An underappreciated aspect of the attack is that it was undergirded by strains of religion. Read more

Jan. 6 succeeded. Here’s what’s next.

A rioter sits in the Senate Chamber on January 06, 2021 in Washington, DC. (Photo by Win McNamee/Getty Images)

If the point of the Jan. 6 insurrection was to establish that a significant portion of the country is done with democracy, it succeeded.

The attack on the U.S. Capitol one year ago by violent supporters of former President Donald Trump — whose lie that the 2020 election was stolen from him was the fuel for the attack and whose exhortations to followers that they march on the Capitol and “fight like hell” was the spark — is the most consequential episode of domestic discord since the Civil War.

Some leaders excused the attack or sympathized with the attackers. John “Tig” Tiegen, a surrogate for Trump’s reelection campaign in Colorado, said about the attack in the hours after it occurred that “a little fear is always good.” Rep. Lauren Boebert of Colorado has sought better treatment for Capitol rioters charged with crimes.

But the attack horrified most Americans, who were aghast at its violence and shocked that such a breakdown of constitutional order could occur in the United States. A common expectation in the immediate aftermath of the insurrection was that such a stain of MAGA toxicity would compel Republicans who previously feared Trump’s wrath to finally reject him as a danger to the republic and would demonstrate to conservative voters that, no matter how much they might admire Trump’s brash manner or believe he was “good on the economy,” he would ultimately tear the nation apart.

“Hey, Republicans who supported this president,” said a visibly shaken Stephen Colbert on the night of Jan. 6, 2021. “Have you had enough?”

The answer, as is clear 12 months later, is no.

Within hours of the Capitol siege, Republicans voted to object to the electoral votes from Arizona and Pennsylvania. In all, 147 GOP senators and representatives joined this disgraceful show of contempt for democracy, and it was only the first proof that the insurrection, far from chastening Republicans, was in fact an articulate expression of the party’s aims.

The lie that the 2020 election was fraudulent was advanced most brazenly, on election night, by Trump himself. Only days later, America First fundamentalists, who have no interest whatsoever in free and fair elections, birthed the “stop the steal” movement, and it has since only gained momentum. “Election integrity” activists, as they so preposterously style themselves, have turned up all over the country seeking, through the courts, at county clerks’ offices, and in neighborhoods, to spread the gospel of fraud so that American voters will never again trust an election.

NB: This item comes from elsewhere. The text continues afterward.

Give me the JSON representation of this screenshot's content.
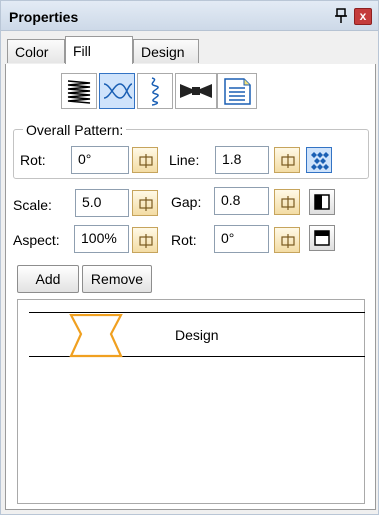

These are the franchise haters responsible for the sham election “audit” in Maricopa County, Arizona, and the election system security breach in Mesa County, Colorado. Groups of self-appointed, conspiracy-crazed “canvassers” have gone door-to-door bullying voters with “election integrity” interrogations. Trumpist state legislators in 19 states since the 2020 election passed 34 laws restricting access to voting.

Assaults on democracy indisputably have had the intended effect. Only 1 in 3 Republicans say they’ll trust the 2024 election, according to a recent poll. Another recent poll found that 30% of Republicans agree that “true American patriots might have to resort to violence in order to save our country.”

The election-losing right decided even before Trump it cares more about power than democracy. Gerrymandering, especially since 2010 and reaffirmed in the latest redistricting process, has undemocratically tilted the electoral scales right. The Senate, egregiously undemocratic by its very design, in that one voter from sparsely-populated Wyoming effectively wields about 70 times more influence in the Senate than one voter from dense California, increasingly favors the interests of white, non-college educated voters.

Beyond structural flaws, extreme Republican tactics have drained the once-proud institution of democratic energy and saturated it with partisan poison.

Even the military, typically vaunted for its nonpartisan quality, is compromised. Read more